> Data extract

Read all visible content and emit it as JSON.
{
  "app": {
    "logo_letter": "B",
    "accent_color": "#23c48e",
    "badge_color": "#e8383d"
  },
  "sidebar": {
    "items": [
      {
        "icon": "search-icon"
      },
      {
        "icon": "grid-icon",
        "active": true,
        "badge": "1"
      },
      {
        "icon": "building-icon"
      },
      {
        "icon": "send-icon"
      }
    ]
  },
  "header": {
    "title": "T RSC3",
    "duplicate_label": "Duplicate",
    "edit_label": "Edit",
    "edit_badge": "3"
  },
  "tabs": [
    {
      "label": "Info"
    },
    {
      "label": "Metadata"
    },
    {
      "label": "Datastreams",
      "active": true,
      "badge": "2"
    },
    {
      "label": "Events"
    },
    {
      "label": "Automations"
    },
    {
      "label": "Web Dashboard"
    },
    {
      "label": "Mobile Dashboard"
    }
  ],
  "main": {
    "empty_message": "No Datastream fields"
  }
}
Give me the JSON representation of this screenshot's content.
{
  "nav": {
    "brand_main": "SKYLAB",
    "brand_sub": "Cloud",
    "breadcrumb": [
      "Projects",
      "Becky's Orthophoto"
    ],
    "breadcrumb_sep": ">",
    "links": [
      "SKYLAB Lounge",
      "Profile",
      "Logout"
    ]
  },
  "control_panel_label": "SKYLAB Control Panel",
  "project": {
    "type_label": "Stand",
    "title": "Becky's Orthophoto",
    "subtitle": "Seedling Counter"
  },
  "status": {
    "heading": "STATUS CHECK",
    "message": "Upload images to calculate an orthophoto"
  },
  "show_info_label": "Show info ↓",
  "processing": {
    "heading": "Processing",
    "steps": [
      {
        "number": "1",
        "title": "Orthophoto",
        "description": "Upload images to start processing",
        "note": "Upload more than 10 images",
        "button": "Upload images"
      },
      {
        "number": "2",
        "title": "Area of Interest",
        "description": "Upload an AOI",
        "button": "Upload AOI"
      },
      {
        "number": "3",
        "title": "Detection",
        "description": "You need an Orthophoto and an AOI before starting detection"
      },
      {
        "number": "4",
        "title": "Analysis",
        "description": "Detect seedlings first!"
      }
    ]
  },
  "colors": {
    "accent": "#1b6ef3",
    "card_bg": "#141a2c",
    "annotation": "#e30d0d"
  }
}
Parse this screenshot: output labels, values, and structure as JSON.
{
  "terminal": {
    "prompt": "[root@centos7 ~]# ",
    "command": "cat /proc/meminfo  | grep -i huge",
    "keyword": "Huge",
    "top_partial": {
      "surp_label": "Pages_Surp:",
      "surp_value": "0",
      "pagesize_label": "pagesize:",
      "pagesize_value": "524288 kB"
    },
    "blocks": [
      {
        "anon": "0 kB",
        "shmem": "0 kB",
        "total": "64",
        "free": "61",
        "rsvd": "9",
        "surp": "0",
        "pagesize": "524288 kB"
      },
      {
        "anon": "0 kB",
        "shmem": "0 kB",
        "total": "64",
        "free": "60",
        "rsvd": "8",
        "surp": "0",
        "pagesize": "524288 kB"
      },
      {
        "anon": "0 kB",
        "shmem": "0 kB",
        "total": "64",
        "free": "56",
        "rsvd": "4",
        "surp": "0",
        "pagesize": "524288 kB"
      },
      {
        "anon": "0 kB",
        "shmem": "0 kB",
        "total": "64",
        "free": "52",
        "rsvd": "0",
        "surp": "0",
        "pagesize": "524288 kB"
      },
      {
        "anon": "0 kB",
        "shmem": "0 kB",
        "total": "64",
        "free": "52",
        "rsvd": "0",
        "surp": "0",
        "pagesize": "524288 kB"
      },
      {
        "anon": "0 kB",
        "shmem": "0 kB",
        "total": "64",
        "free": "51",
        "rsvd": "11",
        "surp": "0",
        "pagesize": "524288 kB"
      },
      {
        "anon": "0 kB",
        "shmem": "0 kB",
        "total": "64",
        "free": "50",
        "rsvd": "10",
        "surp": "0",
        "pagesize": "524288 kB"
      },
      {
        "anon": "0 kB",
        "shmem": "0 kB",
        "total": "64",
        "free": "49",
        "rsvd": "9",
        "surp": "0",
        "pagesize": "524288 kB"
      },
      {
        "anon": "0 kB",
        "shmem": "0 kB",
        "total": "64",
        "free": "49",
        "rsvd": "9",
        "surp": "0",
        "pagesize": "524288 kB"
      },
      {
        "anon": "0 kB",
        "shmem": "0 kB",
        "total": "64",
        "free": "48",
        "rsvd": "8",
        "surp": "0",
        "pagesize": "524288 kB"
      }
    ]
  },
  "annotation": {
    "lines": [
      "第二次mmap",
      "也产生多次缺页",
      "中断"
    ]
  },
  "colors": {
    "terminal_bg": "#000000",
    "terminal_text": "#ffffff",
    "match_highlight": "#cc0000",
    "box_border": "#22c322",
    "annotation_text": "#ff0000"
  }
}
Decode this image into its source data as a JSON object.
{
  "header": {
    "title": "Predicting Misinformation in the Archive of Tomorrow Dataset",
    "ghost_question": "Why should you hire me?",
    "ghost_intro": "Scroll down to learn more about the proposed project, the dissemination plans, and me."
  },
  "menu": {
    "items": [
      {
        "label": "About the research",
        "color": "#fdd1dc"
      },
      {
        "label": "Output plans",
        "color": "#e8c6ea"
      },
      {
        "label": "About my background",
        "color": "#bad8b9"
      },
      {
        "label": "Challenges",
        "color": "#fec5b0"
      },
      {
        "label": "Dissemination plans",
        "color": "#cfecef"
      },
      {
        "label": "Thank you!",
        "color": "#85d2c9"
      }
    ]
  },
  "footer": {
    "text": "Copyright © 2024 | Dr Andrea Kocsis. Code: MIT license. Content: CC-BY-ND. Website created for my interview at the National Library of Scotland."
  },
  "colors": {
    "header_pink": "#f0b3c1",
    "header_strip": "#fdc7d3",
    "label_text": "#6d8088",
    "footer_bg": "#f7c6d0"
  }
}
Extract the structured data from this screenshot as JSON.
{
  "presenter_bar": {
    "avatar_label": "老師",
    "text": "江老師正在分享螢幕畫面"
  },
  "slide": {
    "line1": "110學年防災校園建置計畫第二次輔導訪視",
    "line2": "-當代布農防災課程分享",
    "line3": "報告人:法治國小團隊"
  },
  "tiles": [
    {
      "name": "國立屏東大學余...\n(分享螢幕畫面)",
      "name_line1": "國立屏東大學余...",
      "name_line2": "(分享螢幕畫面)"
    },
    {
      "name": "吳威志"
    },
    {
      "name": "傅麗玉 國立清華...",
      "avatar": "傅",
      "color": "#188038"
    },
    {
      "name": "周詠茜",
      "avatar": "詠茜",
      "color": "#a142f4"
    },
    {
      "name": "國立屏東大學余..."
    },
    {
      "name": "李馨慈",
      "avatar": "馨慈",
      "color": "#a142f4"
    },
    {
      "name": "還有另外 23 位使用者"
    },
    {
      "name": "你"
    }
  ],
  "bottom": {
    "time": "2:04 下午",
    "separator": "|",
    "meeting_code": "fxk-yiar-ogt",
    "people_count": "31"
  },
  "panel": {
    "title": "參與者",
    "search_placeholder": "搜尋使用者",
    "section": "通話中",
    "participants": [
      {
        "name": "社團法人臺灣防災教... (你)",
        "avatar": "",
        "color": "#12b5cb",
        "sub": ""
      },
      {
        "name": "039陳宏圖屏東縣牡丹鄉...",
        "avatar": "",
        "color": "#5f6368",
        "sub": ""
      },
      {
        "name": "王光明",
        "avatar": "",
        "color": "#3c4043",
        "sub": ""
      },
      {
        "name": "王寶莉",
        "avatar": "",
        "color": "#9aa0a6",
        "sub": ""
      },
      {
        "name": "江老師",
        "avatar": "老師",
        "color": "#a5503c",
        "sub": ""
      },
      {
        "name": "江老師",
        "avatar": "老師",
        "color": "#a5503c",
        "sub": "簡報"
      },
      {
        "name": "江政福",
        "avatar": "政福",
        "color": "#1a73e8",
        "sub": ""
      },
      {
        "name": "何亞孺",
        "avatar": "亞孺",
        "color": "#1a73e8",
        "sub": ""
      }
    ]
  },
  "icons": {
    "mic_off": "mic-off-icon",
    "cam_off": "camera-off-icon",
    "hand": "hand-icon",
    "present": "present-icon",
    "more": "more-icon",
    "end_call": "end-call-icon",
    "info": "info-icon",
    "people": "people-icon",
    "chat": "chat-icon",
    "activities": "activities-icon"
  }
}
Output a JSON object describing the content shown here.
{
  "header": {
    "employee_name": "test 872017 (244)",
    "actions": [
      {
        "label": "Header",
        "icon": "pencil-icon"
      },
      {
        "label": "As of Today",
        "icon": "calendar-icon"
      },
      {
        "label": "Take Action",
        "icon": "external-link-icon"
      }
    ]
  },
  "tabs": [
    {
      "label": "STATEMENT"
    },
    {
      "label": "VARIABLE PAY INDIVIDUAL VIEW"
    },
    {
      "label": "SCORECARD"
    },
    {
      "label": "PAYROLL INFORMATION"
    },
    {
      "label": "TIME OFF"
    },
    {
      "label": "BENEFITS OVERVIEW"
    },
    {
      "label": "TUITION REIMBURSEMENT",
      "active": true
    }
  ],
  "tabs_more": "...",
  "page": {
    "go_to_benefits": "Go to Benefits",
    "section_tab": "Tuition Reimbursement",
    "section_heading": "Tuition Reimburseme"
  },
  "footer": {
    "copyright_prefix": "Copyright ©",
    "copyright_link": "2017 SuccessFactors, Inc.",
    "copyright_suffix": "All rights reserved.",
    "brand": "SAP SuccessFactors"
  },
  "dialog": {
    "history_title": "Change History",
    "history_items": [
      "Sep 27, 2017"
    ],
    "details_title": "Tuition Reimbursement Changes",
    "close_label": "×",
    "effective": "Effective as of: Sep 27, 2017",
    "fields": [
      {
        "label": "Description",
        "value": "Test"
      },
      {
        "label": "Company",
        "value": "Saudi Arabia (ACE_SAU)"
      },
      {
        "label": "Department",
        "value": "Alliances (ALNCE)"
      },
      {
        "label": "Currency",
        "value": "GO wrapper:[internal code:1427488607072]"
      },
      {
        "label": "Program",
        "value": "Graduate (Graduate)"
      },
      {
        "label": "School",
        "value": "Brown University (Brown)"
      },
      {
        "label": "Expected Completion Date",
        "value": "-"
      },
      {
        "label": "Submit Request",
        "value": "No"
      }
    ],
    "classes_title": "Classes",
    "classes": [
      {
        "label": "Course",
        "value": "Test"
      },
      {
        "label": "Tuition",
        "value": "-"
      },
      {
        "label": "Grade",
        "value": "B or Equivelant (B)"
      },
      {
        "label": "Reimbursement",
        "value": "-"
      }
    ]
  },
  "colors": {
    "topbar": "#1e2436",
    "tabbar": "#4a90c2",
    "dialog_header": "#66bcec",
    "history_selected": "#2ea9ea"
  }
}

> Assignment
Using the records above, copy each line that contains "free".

> Response to the exercise
        "free": "61",
        "free": "60",
        "free": "56",
        "free": "52",
        "free": "52",
        "free": "51",
        "free": "50",
        "free": "49",
        "free": "49",
        "free": "48",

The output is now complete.